3> This is because, the original discussion is on is it fair to have 30-40% allocation in pharma. Pharma can have different segment, with different business characteristics. API/CRAMS/domestic/emerging market/chronics segment/generics/bio-similars/oncology/Formulation/Drug discovery are different aspects of pharma business.

For example USFDA should be hardly a concern for Ajanta as it is an awesome play on emerging market/targeted therapy/and its MR army. The same USFDA issue has been a positive for Shilpa, as it is seeing increased demand, as it has the only USFDA OK manufacturing plant wrt few of Oncology APIs, and pharma biggies are buying from it. But adverse USFDA can bite Aurobindo hard, and stagnate Alembic’s plan to enter US big time.

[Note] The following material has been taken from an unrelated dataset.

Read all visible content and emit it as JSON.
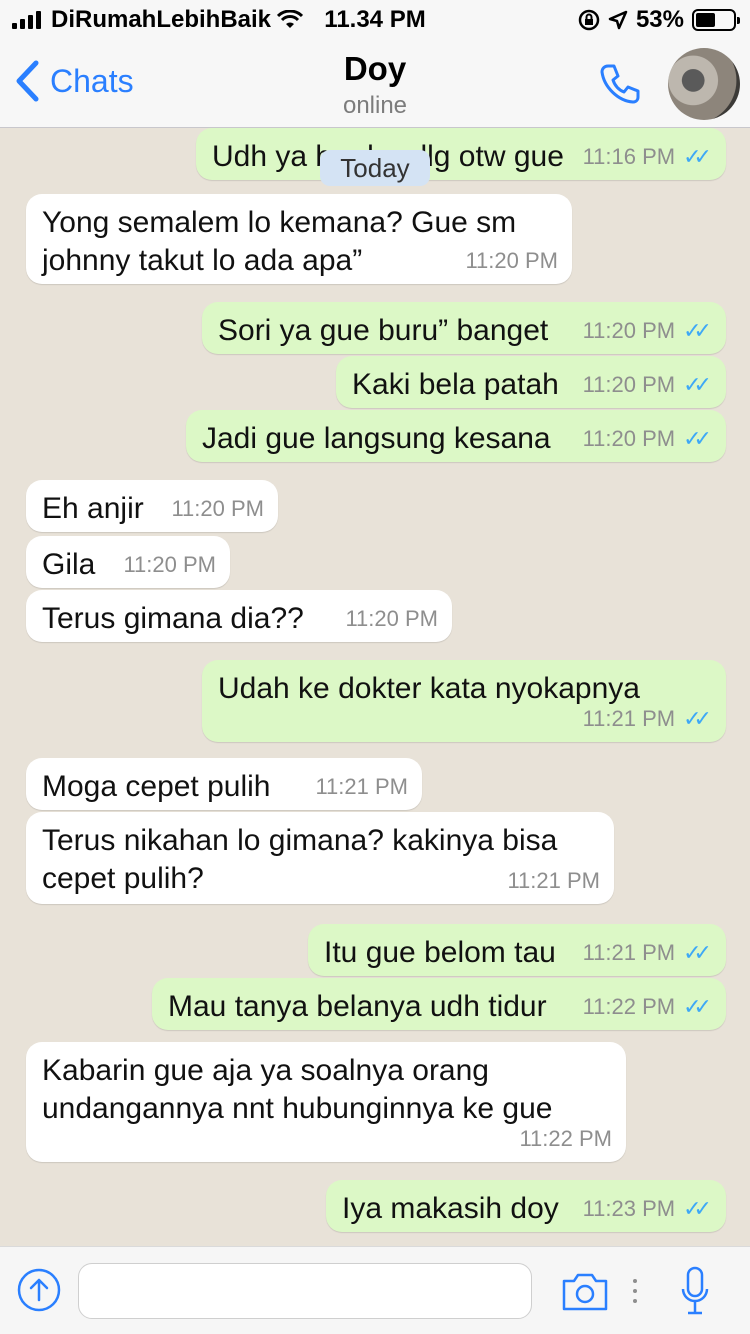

So we cant just mix all of them in a single basket, and say one shouldn’t be having all of these beyond a limit of pf. Makes no sense to me.

As long as you can find non-correlated business (or better inversely correlated business) which are still awesome in their own way (some may be rapid grower, some stalwarts, some turnarounds, some margin expansion story) but are from same super-industry

segment, I see not much issue with having high stake in it.

Hi Subhash,

The good part from your argument

U mentioned a really good point about Non-correlated business. This is what we should see while striving for diversification and managing risk.

I also mentioned that sector knowledge plays a key part in deciding sector allocation. One should not strive for diversification just for the sake of it. Be on the pitch you know (core-competency).

Obviously I am not even going towards stock picking. There you are bang on, but that is not my target for this discussion.

The bad part

You are using the word ignorant for people who seek diversification. Its not a polite word to use.

This is a collaborative learning forum. Each one should be entitled to place his idea and discuss on it. We can question other people’s thoughts, but cant call them ignorant or use other impolite words.

I beg to differ with you sir.

In my comment, I have never said people who diversify are ignorant. Feel strange that you concluded the same from my statement. What I meant is complete knowledge will result in being invested 100% in single equity. And because we (where I include the ignorant myself) know way less than 100%, we need to diversify.

So my quote “diversification is a poor substitute of ignorance”, which I must confess is copied from some book/article I read, just forget which one. Be assured, that blessed enough to think-off/make such big statement.

So my idea is, risk can be reduced by knowing more, and diversifying. And any given day, I will prefer reducing risk by knowing more than diversifying. Plus, when odds are heavily in your favor, many books (like Dhando Investor), approaches like kelly criterion suggest that you bet disproportionately, disregarding one’s usual percentage target/industry percentage target.


The bad part